Progressive folk singer Mr Jara, a member of the Communist Party of Chile, was rounded up with other figures thought likely to resist Pinochet’s brutal US-backed dictatorship on September 16 1973.
He was taken to the Chile Stadium – now the Victor Jara stadium – and tortured, with officers breaking the bones in his hands before demanding he play the guitar.
He died after being shot 44 times.
Judge Miguel Vazquez issued charges last week against eight men believed to be involved. Mr Barrientos, along with Hugo Sanchez Marmonti, has been charged with murder and the other six are accused of being accomplices to the crime.
The defendants all deny their guilt.
Speaking to supporters in the stadium alongside her two daughters, British-born Ms Turner-Jara urged Chile’s Supreme Court to formally request Mr Barrientos’s extradition from the US as advised by Mr Vazquez.
She said the case could not only solve her husband’s murder but would provide hope for many other families. Hardly any of the 1973-90 dictatorship’s thousands of victims’ deaths have been conclusively investigated.
Mr Vazquez said former military officers were still unwilling to speak to investigators, making prosecutions difficult.

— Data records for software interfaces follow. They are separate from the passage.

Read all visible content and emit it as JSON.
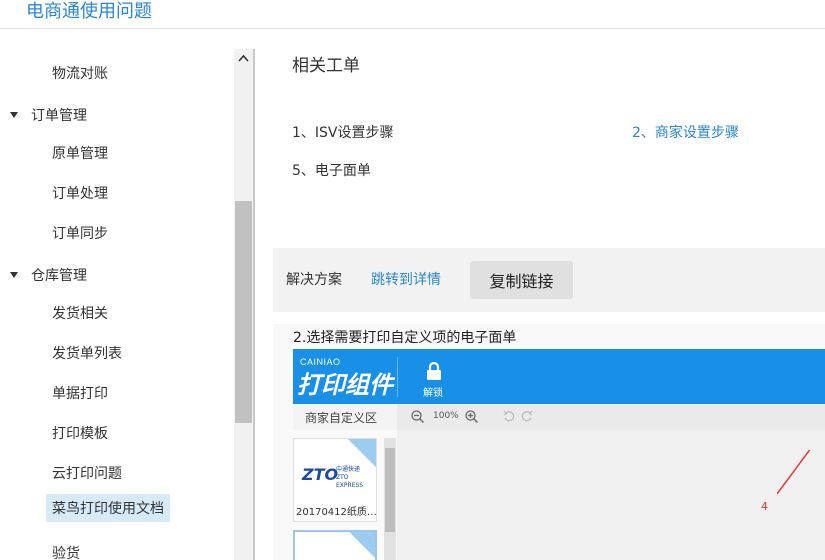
{
  "header": {
    "title": "电商通使用问题"
  },
  "sidebar": {
    "items": [
      {
        "label": "物流对账"
      },
      {
        "label": "订单管理"
      },
      {
        "label": "原单管理"
      },
      {
        "label": "订单处理"
      },
      {
        "label": "订单同步"
      },
      {
        "label": "仓库管理"
      },
      {
        "label": "发货相关"
      },
      {
        "label": "发货单列表"
      },
      {
        "label": "单据打印"
      },
      {
        "label": "打印模板"
      },
      {
        "label": "云打印问题"
      },
      {
        "label": "菜鸟打印使用文档"
      },
      {
        "label": "验货"
      }
    ]
  },
  "main": {
    "related_title": "相关工单",
    "tickets": [
      {
        "label": "1、ISV设置步骤"
      },
      {
        "label": "2、商家设置步骤"
      },
      {
        "label": "5、电子面单"
      }
    ],
    "solution": {
      "label": "解决方案",
      "link": "跳转到详情",
      "copy_button": "复制链接"
    },
    "step_text": "2.选择需要打印自定义项的电子面单"
  },
  "screenshot": {
    "brand": "CAINIAO",
    "app_title": "打印组件",
    "unlock_label": "解锁",
    "merchant_area": "商家自定义区",
    "zoom": "100%",
    "zto_logo": "ZTO",
    "zto_cn": "中通快递",
    "zto_en": "ZTO EXPRESS",
    "card_label": "20170412纸质…",
    "annotation": "4"
  },
  "colors": {
    "link": "#2a87d4",
    "toolbar": "#1890e8",
    "active_bg": "#d6eaf8",
    "annotation": "#e53935"
  }
}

The Jara family’s lawyer Nelson Caucoto said the Chilean military still denies having any information about which officers were assigned to the stadium in September 1973.
Most information has come from surviving prisoners or conscripts.
Mr Barrientos and one of the alleged accomplices, Edwin Dimter, have both previously been accused of being “the prince,” an as yet unidentified officer remembered by Pinochet victims incarcerated in the stadium for whipping and torturing prisoners.
- Widow of murdered Chilean folk singer asks for U.S. extradition (enterprisenews.com)
- Chile makes arrests in Jara case (bbc.co.uk)
- Charges brought in Chilean singer’s death, 39 years later (edition.cnn.com)